extensive building and tremendous growth in Ashland. H.A.
Mykrantz, a leading attorney who wrote a legal advice column for
the Ashland Press, was the developer who bought all of the
Banning property for $12,000 in 1902 which extended from Center
Street to Eastern Avenue.
According to the Ashland Press, “Along the east part of the
tract it is planned to open up a street to be known as Eastern Avenue
to run south through other properties. From Eastern Avenue to Center
Street are to be laid out two streets in the court plan as found in other cities. It is planned to have two courts and two parks, one at the north side of the land and one at the south.”
From the beginning, Highland Avenue built up, but because he was unable to acquire adjoining land to the north, Banning Avenue was not developed as wide as originally planned, nor could it be extended to Center Street.
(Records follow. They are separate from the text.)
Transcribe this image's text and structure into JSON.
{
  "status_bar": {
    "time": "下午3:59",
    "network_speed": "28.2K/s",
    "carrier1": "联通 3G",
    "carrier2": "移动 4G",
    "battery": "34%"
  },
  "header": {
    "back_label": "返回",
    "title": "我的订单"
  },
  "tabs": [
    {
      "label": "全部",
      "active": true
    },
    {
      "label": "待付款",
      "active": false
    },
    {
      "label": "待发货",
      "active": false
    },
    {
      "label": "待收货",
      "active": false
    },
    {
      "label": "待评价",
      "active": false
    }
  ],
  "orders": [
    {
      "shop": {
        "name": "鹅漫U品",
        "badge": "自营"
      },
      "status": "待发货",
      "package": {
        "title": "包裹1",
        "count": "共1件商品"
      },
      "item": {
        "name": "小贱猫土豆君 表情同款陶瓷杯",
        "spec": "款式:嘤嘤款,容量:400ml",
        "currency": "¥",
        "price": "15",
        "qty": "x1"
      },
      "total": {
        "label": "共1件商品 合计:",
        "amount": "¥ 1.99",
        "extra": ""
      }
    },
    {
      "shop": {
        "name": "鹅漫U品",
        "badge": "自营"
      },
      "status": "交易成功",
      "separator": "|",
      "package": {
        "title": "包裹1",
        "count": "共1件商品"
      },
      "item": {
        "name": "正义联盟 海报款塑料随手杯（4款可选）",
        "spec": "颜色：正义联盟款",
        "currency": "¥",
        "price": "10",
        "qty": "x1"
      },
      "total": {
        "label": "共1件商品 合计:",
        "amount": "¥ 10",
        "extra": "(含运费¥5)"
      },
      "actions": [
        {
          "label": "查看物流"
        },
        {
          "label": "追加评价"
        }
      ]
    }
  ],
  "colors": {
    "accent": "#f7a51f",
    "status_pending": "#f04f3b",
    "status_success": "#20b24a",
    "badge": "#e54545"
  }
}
Mykrantz built this Queen Anne Victorian for himself in 1902. Four third story crescent windows and two arched windows help to define the character of the structure. Unique to the Center Street Historic District is the corner gabled wrap-around porch that welcomes guests to the home.
Inside the home, original woodwork can be seen from the corner fireplace mantle in the entry to the parlor, back to the butler’s pantry where the original bead board lines the walls. Pressed leather wall treatments, in a rosette design, cover the walls of the dining room and stairwell. During the last one hundred years, the Mykrantz home was raised approximately three feet creating a unique basement with a 10 foot high ceiling.
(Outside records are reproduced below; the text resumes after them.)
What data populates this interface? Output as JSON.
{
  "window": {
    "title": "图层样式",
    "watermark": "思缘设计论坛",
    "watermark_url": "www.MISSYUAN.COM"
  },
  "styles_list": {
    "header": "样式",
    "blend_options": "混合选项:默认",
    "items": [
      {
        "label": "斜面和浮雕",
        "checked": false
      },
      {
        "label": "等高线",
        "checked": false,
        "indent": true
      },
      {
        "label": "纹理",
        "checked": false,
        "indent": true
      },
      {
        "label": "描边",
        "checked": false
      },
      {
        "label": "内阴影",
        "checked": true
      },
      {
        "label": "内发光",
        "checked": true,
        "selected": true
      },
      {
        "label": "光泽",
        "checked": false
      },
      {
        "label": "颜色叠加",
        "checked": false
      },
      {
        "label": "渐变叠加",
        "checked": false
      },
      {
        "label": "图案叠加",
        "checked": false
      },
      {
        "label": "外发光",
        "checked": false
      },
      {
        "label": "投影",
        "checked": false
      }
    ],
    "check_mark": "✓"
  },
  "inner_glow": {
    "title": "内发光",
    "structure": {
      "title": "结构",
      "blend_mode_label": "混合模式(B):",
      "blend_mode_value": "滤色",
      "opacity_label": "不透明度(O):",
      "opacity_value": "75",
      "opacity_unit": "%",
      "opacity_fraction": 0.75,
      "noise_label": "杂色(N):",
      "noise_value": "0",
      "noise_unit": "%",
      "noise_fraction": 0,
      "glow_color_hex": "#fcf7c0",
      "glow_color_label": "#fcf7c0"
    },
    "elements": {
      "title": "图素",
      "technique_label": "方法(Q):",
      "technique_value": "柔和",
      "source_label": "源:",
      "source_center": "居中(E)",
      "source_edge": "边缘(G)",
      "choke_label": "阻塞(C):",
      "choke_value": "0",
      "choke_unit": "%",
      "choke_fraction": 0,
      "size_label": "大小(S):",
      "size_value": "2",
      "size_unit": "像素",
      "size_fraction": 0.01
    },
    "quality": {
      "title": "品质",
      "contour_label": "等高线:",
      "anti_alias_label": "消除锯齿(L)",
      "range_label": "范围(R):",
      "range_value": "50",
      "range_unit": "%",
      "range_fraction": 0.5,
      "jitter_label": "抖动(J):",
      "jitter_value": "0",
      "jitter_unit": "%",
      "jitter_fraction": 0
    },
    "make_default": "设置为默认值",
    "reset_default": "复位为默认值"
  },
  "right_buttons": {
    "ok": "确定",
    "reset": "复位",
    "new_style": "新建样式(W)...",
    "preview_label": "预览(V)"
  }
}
Andrew and Arlene Grudowski, purchased the home in 1988 and have done extensive restoration over the last twenty years. One of the first steps taken to restore the home was to take out and re-glaze all of the windows. The Grudowskis also restored the porch. Before painting the home, they used a carbon chip paint removal process approved by the federal government as a preservation/restoration technique. A friend, who works in historic preservation, assisted them in picking out colors for the home as a house warming gift. The current owner is Martha Risacher.